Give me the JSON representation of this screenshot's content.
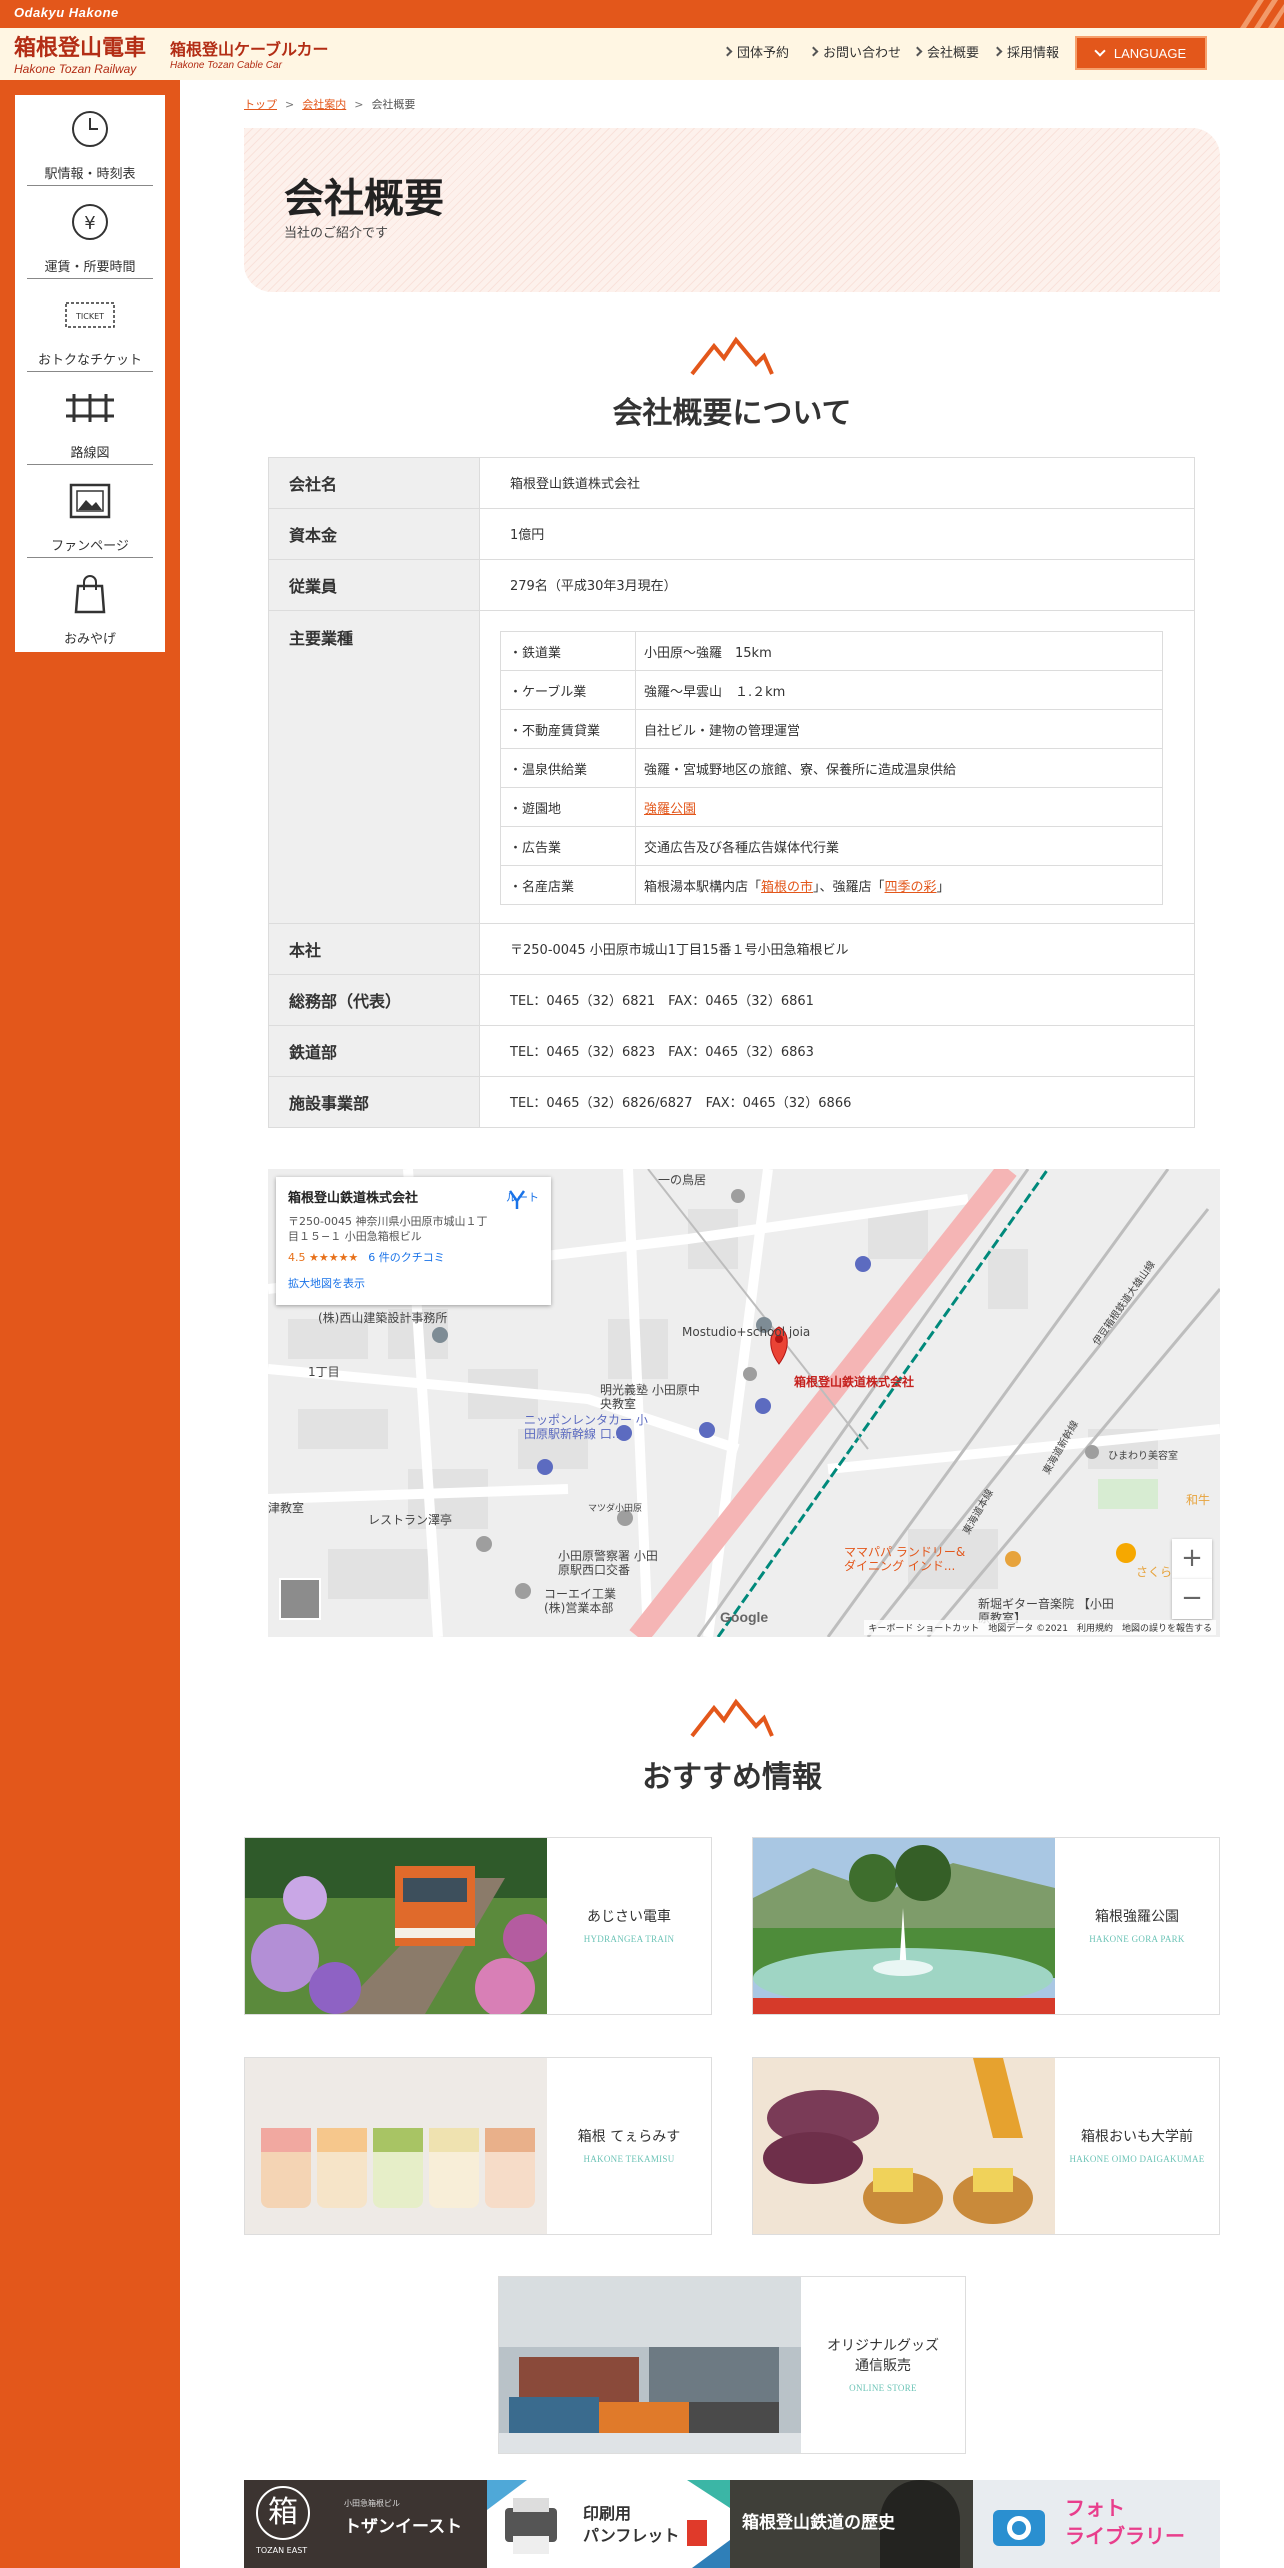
{
  "brand": {
    "en_top": "Odakyu Hakone",
    "main_jp": "箱根登山電車",
    "main_en": "Hakone Tozan Railway",
    "cable_jp": "箱根登山ケーブルカー",
    "cable_en": "Hakone Tozan Cable Car"
  },
  "header_nav": [
    "団体予約",
    "お問い合わせ",
    "会社概要",
    "採用情報"
  ],
  "language_label": "LANGUAGE",
  "side_menu": [
    {
      "label": "駅情報・時刻表",
      "icon": "clock-icon"
    },
    {
      "label": "運賃・所要時間",
      "icon": "yen-icon"
    },
    {
      "label": "おトクなチケット",
      "icon": "ticket-icon",
      "icon_text": "TICKET"
    },
    {
      "label": "路線図",
      "icon": "railway-track-icon"
    },
    {
      "label": "ファンページ",
      "icon": "photo-frame-icon"
    },
    {
      "label": "おみやげ",
      "icon": "shopping-bag-icon"
    }
  ],
  "breadcrumb": [
    "トップ",
    "会社案内",
    "会社概要"
  ],
  "hero": {
    "title": "会社概要",
    "subtitle": "当社のご紹介です"
  },
  "section_company_title": "会社概要について",
  "company": {
    "name_label": "会社名",
    "name_value": "箱根登山鉄道株式会社",
    "capital_label": "資本金",
    "capital_value": "1億円",
    "employees_label": "従業員",
    "employees_value": "279名（平成30年3月現在）",
    "business_label": "主要業種",
    "business": [
      {
        "key": "・鉄道業",
        "value": "小田原〜強羅　15km"
      },
      {
        "key": "・ケーブル業",
        "value": "強羅〜早雲山　１.２km"
      },
      {
        "key": "・不動産賃貸業",
        "value": "自社ビル・建物の管理運営"
      },
      {
        "key": "・温泉供給業",
        "value": "強羅・宮城野地区の旅館、寮、保養所に造成温泉供給"
      },
      {
        "key": "・遊園地",
        "value": "",
        "link": "強羅公園"
      },
      {
        "key": "・広告業",
        "value": "交通広告及び各種広告媒体代行業"
      },
      {
        "key": "・名産店業",
        "pre": "箱根湯本駅構内店「",
        "link1": "箱根の市",
        "mid": "」、強羅店「",
        "link2": "四季の彩",
        "post": "」"
      }
    ],
    "hq_label": "本社",
    "hq_value": "〒250-0045 小田原市城山1丁目15番１号小田急箱根ビル",
    "general_label": "総務部（代表）",
    "general_value": "TEL：0465（32）6821　FAX：0465（32）6861",
    "rail_label": "鉄道部",
    "rail_value": "TEL：0465（32）6823　FAX：0465（32）6863",
    "facility_label": "施設事業部",
    "facility_value": "TEL：0465（32）6826/6827　FAX：0465（32）6866"
  },
  "map": {
    "card_name": "箱根登山鉄道株式会社",
    "card_address": "〒250-0045 神奈川県小田原市城山１丁目１５−１ 小田急箱根ビル",
    "rating": "4.5 ★★★★★",
    "reviews": "6 件のクチコミ",
    "route_label": "ルート",
    "larger_map": "拡大地図を表示",
    "pin_label": "箱根登山鉄道株式会社",
    "footer": "キーボード ショートカット　地図データ ©2021　利用規約　地図の誤りを報告する",
    "google": "Google",
    "labels": [
      "(株)西山建築設計事務所",
      "明光義塾 小田原中央教室",
      "ニッポンレンタカー 小田原駅新幹線 口...",
      "レストラン澤亭",
      "小田原警察署 小田原駅西口交番",
      "コーエイ工業 (株)営業本部",
      "ママパパ ランドリー& ダイニング インド...",
      "新堀ギター音楽院 【小田原教室】",
      "ひまわり美容室",
      "さくら",
      "和牛",
      "Mostudio+school joia",
      "マツダ小田原",
      "1丁目",
      "津教室",
      "一の鳥居",
      "伊豆箱根鉄道大雄山線",
      "東海道本線",
      "東海道新幹線"
    ]
  },
  "section_recommend_title": "おすすめ情報",
  "recommend": [
    {
      "jp": "あじさい電車",
      "en": "HYDRANGEA TRAIN"
    },
    {
      "jp": "箱根強羅公園",
      "en": "HAKONE GORA PARK"
    },
    {
      "jp": "箱根 てぇらみす",
      "en": "HAKONE TEKAMISU"
    },
    {
      "jp": "箱根おいも大学前",
      "en": "HAKONE OIMO DAIGAKUMAE"
    },
    {
      "jp": "オリジナルグッズ通信販売",
      "jp_line1": "オリジナルグッズ",
      "jp_line2": "通信販売",
      "en": "ONLINE STORE"
    }
  ],
  "banners": [
    {
      "title": "トザンイースト",
      "sub": "小田急箱根ビル",
      "tag": "TOZAN EAST",
      "logo_char": "箱"
    },
    {
      "title": "印刷用",
      "title2": "パンフレット"
    },
    {
      "title": "箱根登山鉄道の歴史"
    },
    {
      "title": "フォト",
      "title2": "ライブラリー"
    }
  ],
  "colors": {
    "brand_orange": "#e3571b",
    "header_bg": "#fff6e3",
    "accent_teal": "#6dc4b7"
  }
}
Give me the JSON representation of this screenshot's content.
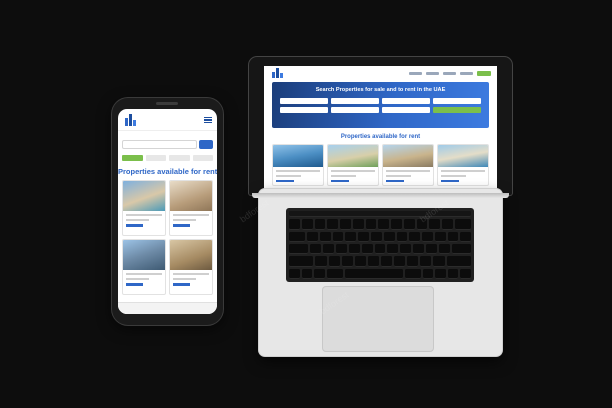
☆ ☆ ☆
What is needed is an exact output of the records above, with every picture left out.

Give me the JSON representation of this screenshot's content.
{
  "brand": {
    "en_top": "Odakyu Hakone",
    "main_jp": "箱根登山電車",
    "main_en": "Hakone Tozan Railway",
    "cable_jp": "箱根登山ケーブルカー",
    "cable_en": "Hakone Tozan Cable Car"
  },
  "header_nav": [
    "団体予約",
    "お問い合わせ",
    "会社概要",
    "採用情報"
  ],
  "language_label": "LANGUAGE",
  "side_menu": [
    {
      "label": "駅情報・時刻表",
      "icon": "clock-icon"
    },
    {
      "label": "運賃・所要時間",
      "icon": "yen-icon"
    },
    {
      "label": "おトクなチケット",
      "icon": "ticket-icon",
      "icon_text": "TICKET"
    },
    {
      "label": "路線図",
      "icon": "railway-track-icon"
    },
    {
      "label": "ファンページ",
      "icon": "photo-frame-icon"
    },
    {
      "label": "おみやげ",
      "icon": "shopping-bag-icon"
    }
  ],
  "breadcrumb": [
    "トップ",
    "会社案内",
    "会社概要"
  ],
  "hero": {
    "title": "会社概要",
    "subtitle": "当社のご紹介です"
  },
  "section_company_title": "会社概要について",
  "company": {
    "name_label": "会社名",
    "name_value": "箱根登山鉄道株式会社",
    "capital_label": "資本金",
    "capital_value": "1億円",
    "employees_label": "従業員",
    "employees_value": "279名（平成30年3月現在）",
    "business_label": "主要業種",
    "business": [
      {
        "key": "・鉄道業",
        "value": "小田原〜強羅　15km"
      },
      {
        "key": "・ケーブル業",
        "value": "強羅〜早雲山　１.２km"
      },
      {
        "key": "・不動産賃貸業",
        "value": "自社ビル・建物の管理運営"
      },
      {
        "key": "・温泉供給業",
        "value": "強羅・宮城野地区の旅館、寮、保養所に造成温泉供給"
      },
      {
        "key": "・遊園地",
        "value": "",
        "link": "強羅公園"
      },
      {
        "key": "・広告業",
        "value": "交通広告及び各種広告媒体代行業"
      },
      {
        "key": "・名産店業",
        "pre": "箱根湯本駅構内店「",
        "link1": "箱根の市",
        "mid": "」、強羅店「",
        "link2": "四季の彩",
        "post": "」"
      }
    ],
    "hq_label": "本社",
    "hq_value": "〒250-0045 小田原市城山1丁目15番１号小田急箱根ビル",
    "general_label": "総務部（代表）",
    "general_value": "TEL：0465（32）6821　FAX：0465（32）6861",
    "rail_label": "鉄道部",
    "rail_value": "TEL：0465（32）6823　FAX：0465（32）6863",
    "facility_label": "施設事業部",
    "facility_value": "TEL：0465（32）6826/6827　FAX：0465（32）6866"
  },
  "map": {
    "card_name": "箱根登山鉄道株式会社",
    "card_address": "〒250-0045 神奈川県小田原市城山１丁目１５−１ 小田急箱根ビル",
    "rating": "4.5 ★★★★★",
    "reviews": "6 件のクチコミ",
    "route_label": "ルート",
    "larger_map": "拡大地図を表示",
    "pin_label": "箱根登山鉄道株式会社",
    "footer": "キーボード ショートカット　地図データ ©2021　利用規約　地図の誤りを報告する",
    "google": "Google",
    "labels": [
      "(株)西山建築設計事務所",
      "明光義塾 小田原中央教室",
      "ニッポンレンタカー 小田原駅新幹線 口...",
      "レストラン澤亭",
      "小田原警察署 小田原駅西口交番",
      "コーエイ工業 (株)営業本部",
      "ママパパ ランドリー& ダイニング インド...",
      "新堀ギター音楽院 【小田原教室】",
      "ひまわり美容室",
      "さくら",
      "和牛",
      "Mostudio+school joia",
      "マツダ小田原",
      "1丁目",
      "津教室",
      "一の鳥居",
      "伊豆箱根鉄道大雄山線",
      "東海道本線",
      "東海道新幹線"
    ]
  },
  "section_recommend_title": "おすすめ情報",
  "recommend": [
    {
      "jp": "あじさい電車",
      "en": "HYDRANGEA TRAIN"
    },
    {
      "jp": "箱根強羅公園",
      "en": "HAKONE GORA PARK"
    },
    {
      "jp": "箱根 てぇらみす",
      "en": "HAKONE TEKAMISU"
    },
    {
      "jp": "箱根おいも大学前",
      "en": "HAKONE OIMO DAIGAKUMAE"
    },
    {
      "jp": "オリジナルグッズ通信販売",
      "jp_line1": "オリジナルグッズ",
      "jp_line2": "通信販売",
      "en": "ONLINE STORE"
    }
  ],
  "banners": [
    {
      "title": "トザンイースト",
      "sub": "小田急箱根ビル",
      "tag": "TOZAN EAST",
      "logo_char": "箱"
    },
    {
      "title": "印刷用",
      "title2": "パンフレット"
    },
    {
      "title": "箱根登山鉄道の歴史"
    },
    {
      "title": "フォト",
      "title2": "ライブラリー"
    }
  ],
  "colors": {
    "brand_orange": "#e3571b",
    "header_bg": "#fff6e3",
    "accent_teal": "#6dc4b7"
  }
}
Give me the JSON representation of this screenshot's content.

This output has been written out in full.